The Austrian Grand Prix, a thrilling event in the Formula 1 calendar, is a captivating blend of history, technology, and fierce competition. The race, known for its challenging circuit and stunning surroundings, invites motorsport fans worldwide to bask in a showcase of raw speed, precise control, and strategic finesse.
Austrian GP: A Saga of Speed and Legacy
The first Austrian Grand Prix took place in 1964 on a makeshift track around the Zeltweg Airfield but was considered inadequate due to safety concerns and track surface issues. However, it sparked interest in Formula 1 racing in Austria, leading to the development of the Österreichring. The race moved to this location in 1970, a track celebrated for its fast, sweeping corners. It hosted the Grand Prix until 1987 when safety concerns again led to its temporary disappearance from the Formula 1 calendar.

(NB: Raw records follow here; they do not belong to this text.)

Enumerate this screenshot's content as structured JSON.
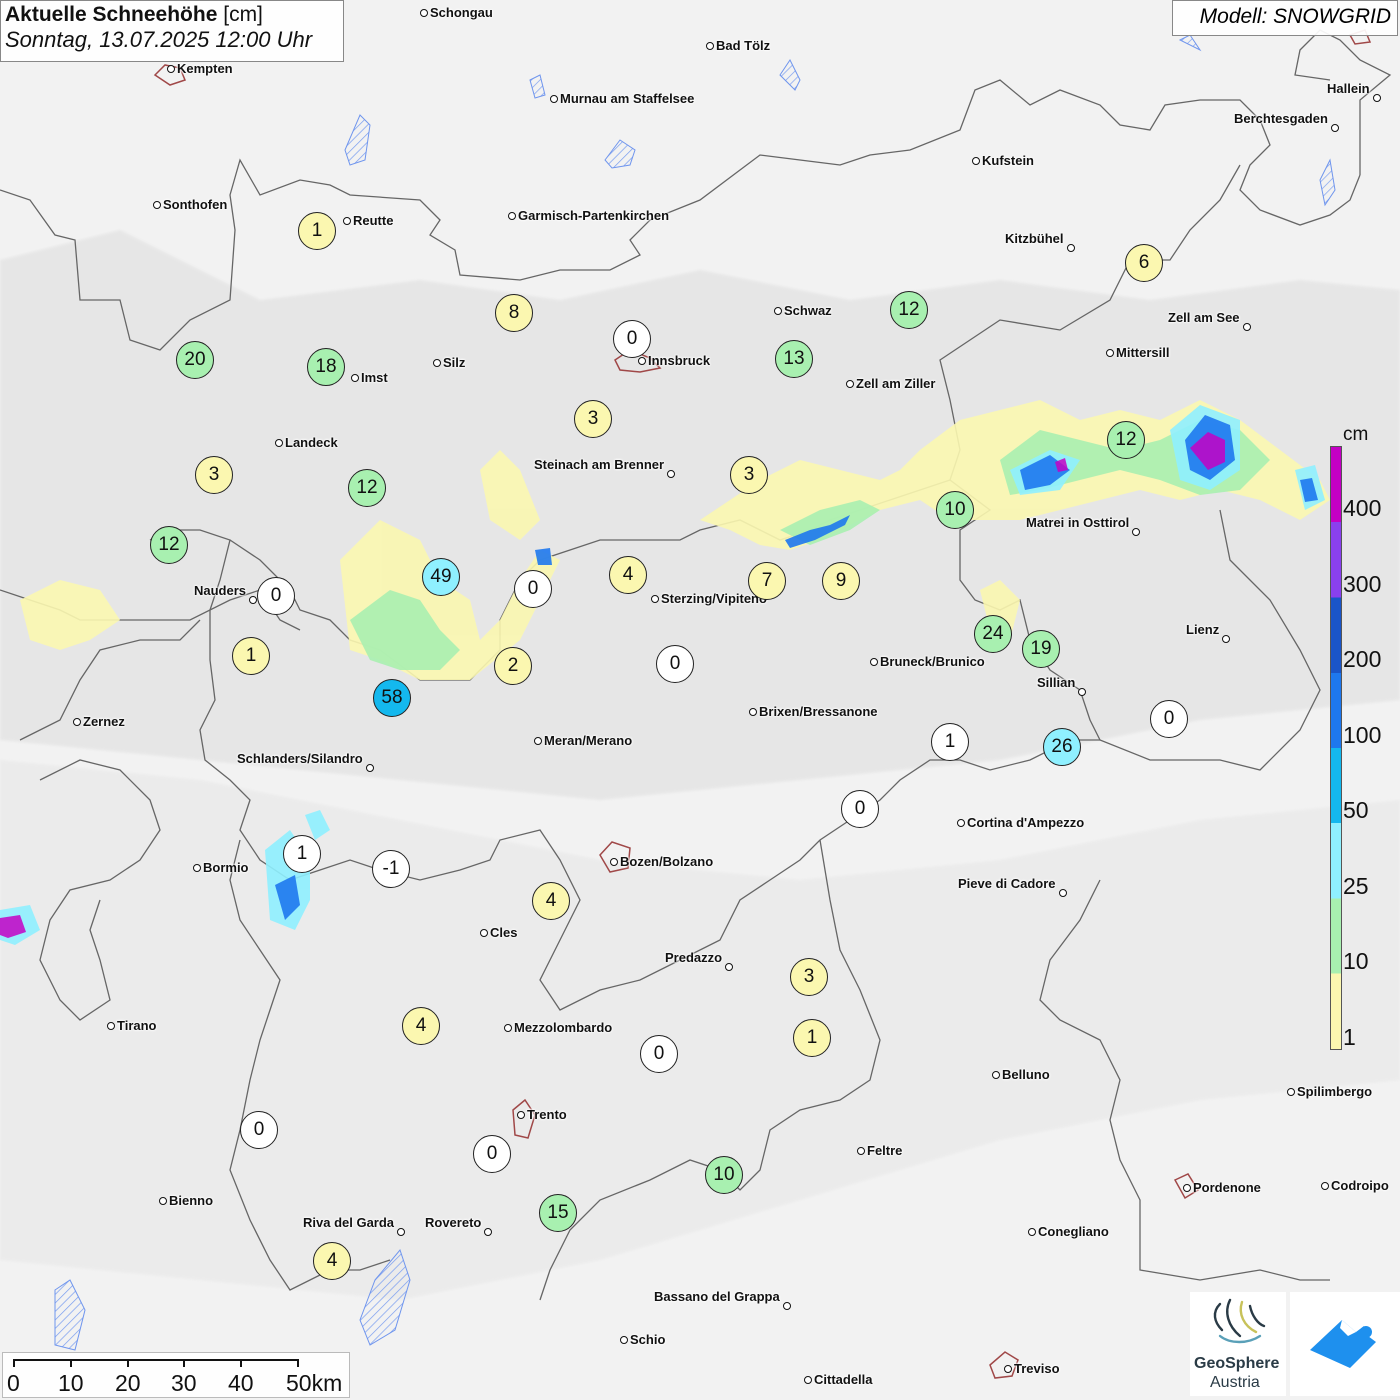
{
  "title": {
    "main": "Aktuelle Schneehöhe",
    "unit": "[cm]",
    "date": "Sonntag, 13.07.2025 12:00 Uhr"
  },
  "model": "Modell: SNOWGRID",
  "legend": {
    "unit": "cm",
    "ticks": [
      "400",
      "300",
      "200",
      "100",
      "50",
      "25",
      "10",
      "1"
    ],
    "colors": [
      "#c400c4",
      "#8a40ee",
      "#1a55c8",
      "#1e78ee",
      "#14b8ee",
      "#8ff0ff",
      "#a8f0b0",
      "#fbf7b0"
    ]
  },
  "scale": {
    "labels": [
      "0",
      "10",
      "20",
      "30",
      "40",
      "50km"
    ]
  },
  "logos": {
    "geosphere_line1": "GeoSphere",
    "geosphere_line2": "Austria"
  },
  "cities": [
    {
      "name": "Schongau"
    },
    {
      "name": "Bad Tölz"
    },
    {
      "name": "Kempten"
    },
    {
      "name": "Murnau am Staffelsee"
    },
    {
      "name": "Hallein"
    },
    {
      "name": "Berchtesgaden"
    },
    {
      "name": "Kufstein"
    },
    {
      "name": "Sonthofen"
    },
    {
      "name": "Reutte"
    },
    {
      "name": "Garmisch-Partenkirchen"
    },
    {
      "name": "Kitzbühel"
    },
    {
      "name": "Schwaz"
    },
    {
      "name": "Zell am See"
    },
    {
      "name": "Innsbruck"
    },
    {
      "name": "Silz"
    },
    {
      "name": "Imst"
    },
    {
      "name": "Mittersill"
    },
    {
      "name": "Zell am Ziller"
    },
    {
      "name": "Landeck"
    },
    {
      "name": "Steinach am Brenner"
    },
    {
      "name": "Matrei in Osttirol"
    },
    {
      "name": "Nauders"
    },
    {
      "name": "Sterzing/Vipiteno"
    },
    {
      "name": "Lienz"
    },
    {
      "name": "Bruneck/Brunico"
    },
    {
      "name": "Sillian"
    },
    {
      "name": "Zernez"
    },
    {
      "name": "Brixen/Bressanone"
    },
    {
      "name": "Meran/Merano"
    },
    {
      "name": "Schlanders/Silandro"
    },
    {
      "name": "Cortina d'Ampezzo"
    },
    {
      "name": "Bozen/Bolzano"
    },
    {
      "name": "Bormio"
    },
    {
      "name": "Pieve di Cadore"
    },
    {
      "name": "Cles"
    },
    {
      "name": "Predazzo"
    },
    {
      "name": "Tirano"
    },
    {
      "name": "Mezzolombardo"
    },
    {
      "name": "Belluno"
    },
    {
      "name": "Spilimbergo"
    },
    {
      "name": "Trento"
    },
    {
      "name": "Feltre"
    },
    {
      "name": "Pordenone"
    },
    {
      "name": "Codroipo"
    },
    {
      "name": "Bienno"
    },
    {
      "name": "Riva del Garda"
    },
    {
      "name": "Rovereto"
    },
    {
      "name": "Conegliano"
    },
    {
      "name": "Bassano del Grappa"
    },
    {
      "name": "Schio"
    },
    {
      "name": "Treviso"
    },
    {
      "name": "Cittadella"
    }
  ],
  "stations": [
    {
      "value": 1,
      "color": "#fbf7b0"
    },
    {
      "value": 8,
      "color": "#fbf7b0"
    },
    {
      "value": 0,
      "color": "#ffffff"
    },
    {
      "value": 6,
      "color": "#fbf7b0"
    },
    {
      "value": 12,
      "color": "#a8f0b0"
    },
    {
      "value": 20,
      "color": "#a8f0b0"
    },
    {
      "value": 18,
      "color": "#a8f0b0"
    },
    {
      "value": 13,
      "color": "#a8f0b0"
    },
    {
      "value": 3,
      "color": "#fbf7b0"
    },
    {
      "value": 12,
      "color": "#a8f0b0"
    },
    {
      "value": 3,
      "color": "#fbf7b0"
    },
    {
      "value": 3,
      "color": "#fbf7b0"
    },
    {
      "value": 12,
      "color": "#a8f0b0"
    },
    {
      "value": 10,
      "color": "#a8f0b0"
    },
    {
      "value": 12,
      "color": "#a8f0b0"
    },
    {
      "value": 49,
      "color": "#8ff0ff"
    },
    {
      "value": 0,
      "color": "#ffffff"
    },
    {
      "value": 4,
      "color": "#fbf7b0"
    },
    {
      "value": 7,
      "color": "#fbf7b0"
    },
    {
      "value": 9,
      "color": "#fbf7b0"
    },
    {
      "value": 0,
      "color": "#ffffff"
    },
    {
      "value": 24,
      "color": "#a8f0b0"
    },
    {
      "value": 19,
      "color": "#a8f0b0"
    },
    {
      "value": 1,
      "color": "#fbf7b0"
    },
    {
      "value": 2,
      "color": "#fbf7b0"
    },
    {
      "value": 0,
      "color": "#ffffff"
    },
    {
      "value": 58,
      "color": "#14b8ee"
    },
    {
      "value": 0,
      "color": "#ffffff"
    },
    {
      "value": 1,
      "color": "#ffffff"
    },
    {
      "value": 26,
      "color": "#8ff0ff"
    },
    {
      "value": 0,
      "color": "#ffffff"
    },
    {
      "value": 1,
      "color": "#ffffff"
    },
    {
      "value": -1,
      "color": "#ffffff"
    },
    {
      "value": 4,
      "color": "#fbf7b0"
    },
    {
      "value": 3,
      "color": "#fbf7b0"
    },
    {
      "value": 4,
      "color": "#fbf7b0"
    },
    {
      "value": 1,
      "color": "#fbf7b0"
    },
    {
      "value": 0,
      "color": "#ffffff"
    },
    {
      "value": 0,
      "color": "#ffffff"
    },
    {
      "value": 0,
      "color": "#ffffff"
    },
    {
      "value": 10,
      "color": "#a8f0b0"
    },
    {
      "value": 15,
      "color": "#a8f0b0"
    },
    {
      "value": 4,
      "color": "#fbf7b0"
    }
  ]
}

After a hiatus and significant alterations to the circuit to improve safety, the Austrian Grand Prix returned in 1997 at the same location, now known as the A1-Ring. After another break between 2004 and 2013, the race has since been a consistent feature in the F1 calendar, taking place at the Red Bull Ring, the renovated and rebranded A1-Ring.
The Challenging Circuit: Red Bull Ring
Located in Spielberg, the Red Bull Ring is known for its elevation changes and high-speed straights followed by slow corners, demanding high power output from the engines and excellent braking stability. The circuit's compact nature, with only ten, turns over 4.3 kilometres, makes it one of the shorter laps on the F1 calendar, but its high-speed layout provides an exciting racing spectacle. Each year, the world's best drivers pit their skills against each other and the track, resulting in adrenaline-fueled competition.
The Austrian Grand Prix has hosted several memorable moments throughout its history. One such instance was Niki Lauda's emotional victory in 1984. The Austrian driver, after his horrific accident and incredible recovery, won his home Grand Prix en route to his third and final World Championship.
More recently, the 2020 season saw two back-to-back races at the circuit due to changes from the COVID-19 pandemic. These races, named the Austrian Grand Prix and the Styrian Grand Prix, kickstarted the delayed season with dramatic style, featuring race-turning penalties, technical failures, and an impressive maiden win for young driver Lando Norris.
The Austrian Grand Prix remains a staple of the F1 calendar, loved by fans and drivers alike for its blend of high-speed racing and stunning scenery. Its history of on-track battles, iconic champions, and unforgettable moments lends it a special atmosphere that encapsulates the drama and excitement of Formula 1.
With its unique challenges and competitive spirit, the Austrian Grand Prix serves as a testament to the evolution of motor racing, and it continues to write new chapters in the rich narrative of the sport. As we look forward to the roar of engines and the thrill of the chase in the next Grand Prix, one thing is certain - the Austrian GP will continue to be a source of awe and inspiration for both racing drivers and motorsport fans around the globe.